━━━━━ GIVEN INFORMATION ━━━━━

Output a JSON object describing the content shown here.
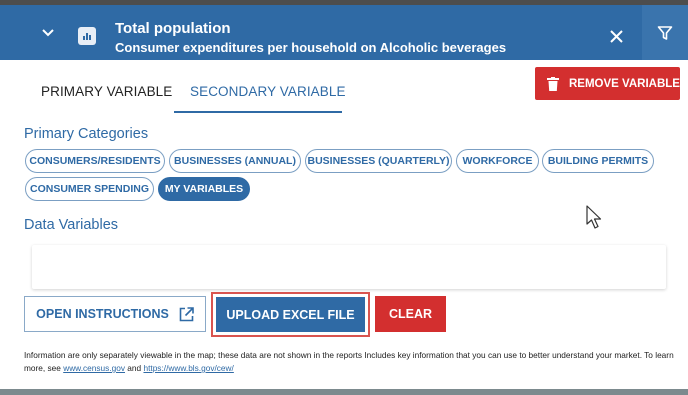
{
  "header": {
    "title": "Total population",
    "subtitle": "Consumer expenditures per household on Alcoholic beverages",
    "bg_color": "#2f6aa5"
  },
  "tabs": {
    "primary": "PRIMARY VARIABLE",
    "secondary": "SECONDARY VARIABLE",
    "active": "secondary"
  },
  "remove_button": {
    "label": "REMOVE VARIABLE",
    "color": "#d32f2f"
  },
  "primary_categories": {
    "label": "Primary Categories",
    "chips": [
      {
        "label": "CONSUMERS/RESIDENTS",
        "active": false
      },
      {
        "label": "BUSINESSES (ANNUAL)",
        "active": false
      },
      {
        "label": "BUSINESSES (QUARTERLY)",
        "active": false
      },
      {
        "label": "WORKFORCE",
        "active": false
      },
      {
        "label": "BUILDING PERMITS",
        "active": false
      },
      {
        "label": "CONSUMER SPENDING",
        "active": false
      },
      {
        "label": "MY VARIABLES",
        "active": true
      }
    ]
  },
  "data_variables": {
    "label": "Data Variables",
    "value": ""
  },
  "actions": {
    "open_instructions": "OPEN INSTRUCTIONS",
    "upload": "UPLOAD EXCEL FILE",
    "clear": "CLEAR"
  },
  "info": {
    "text_before": "Information are only separately viewable in the map; these data are not shown in the reports Includes key information that you can use to better understand your market. To learn more, see ",
    "link1": "www.census.gov",
    "middle": " and ",
    "link2": "https://www.bls.gov/cew/"
  },
  "icons": {
    "collapse": "chevron-down-icon",
    "layer": "layer-chart-icon",
    "close": "close-icon",
    "filter": "filter-icon",
    "trash": "trash-icon",
    "external": "open-external-icon",
    "cursor": "mouse-pointer-icon"
  }
}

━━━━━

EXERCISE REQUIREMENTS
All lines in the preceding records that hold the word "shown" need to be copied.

SOLUTION
Output a JSON object describing the content shown here.
    "text_before": "Information are only separately viewable in the map; these data are not shown in the reports Includes key information that you can use to better understand your market. To learn more, see ",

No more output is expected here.